We talk about the beacon controversy in “I’m on Facebook–Now What???“. Purchase a copy to learn more about its controversial history and more.

Why You’re Seeing "Those" Facebook Ads

facebook_hot_gay_men.jpgYesterday I was checking Facebook and noticed an Advertisement on the left for a singles site targeting Homosexual Men. Well, maybe Facebook knows something I don’t, but I do have a wife, and yes, 4 kids – I am far from such! Not only that, but my Facebook Account specifically says I’m interested in WOMEN. I Twittered it and got responses from other people saying they had seen the same ads, and others as well that were definitely not targeted towards what they had entered on Facebook.

Valleywag (I skim it occasionally – yes, they do get some dirt occasionally that is actually news!) today posted an article about a similar situation. I also remember several times seeing an ad for wedding rings when it clearly says I’m married. So why are we seeing these non-targeted ads?

The reason is because there’s a flaw in Facebook’s advertising system. The ads you see on the left are only ads submitted by users, and they are submitted completely by users via a tool on Facebook called, “Social Ads“. So the ads are truly up to the users submitting them as to how targeted an audience they show to.

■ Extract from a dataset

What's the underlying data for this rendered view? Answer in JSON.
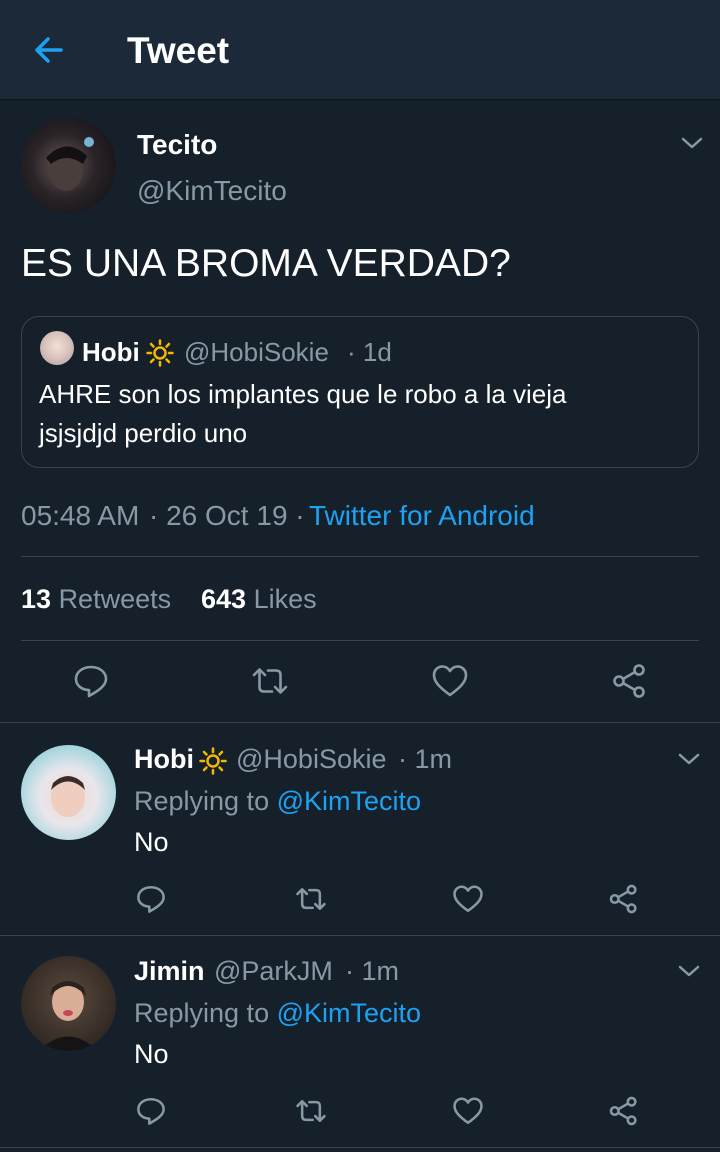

However, in some of these cases (like the Homosexual ads) I’m afraid it wasn’t the users’ fault the ads weren’t targeted correctly. Right now, when you sign up for a social ad, it gives you the option to filter by Location, Sex, Age, Keywords from your Activities, Favorite Music, Favorite Books, and About Me sections on your Profile, Education Status, Workplaces, and Relationship Status. As you can see there is no “Interested In” field in there. Note, there is no “Religion” field in there either, nor is there a political views field, or field for the IM networks you’re on. Because of this there is no way to target an ad only to homosexuals, or heterosexuals, or catholics, or christians, or Jews, or Muslims, or conservatives.

While Facebook gives great tools to target your advertising in ways you can’t through other venues, their advertising still has holes. To compete I anticipate these things will need to be made available to advertisers, or a better filtering system will have to be in place.

What do you think Facebook can do to improve this process?

(Image courtesy Valleywag)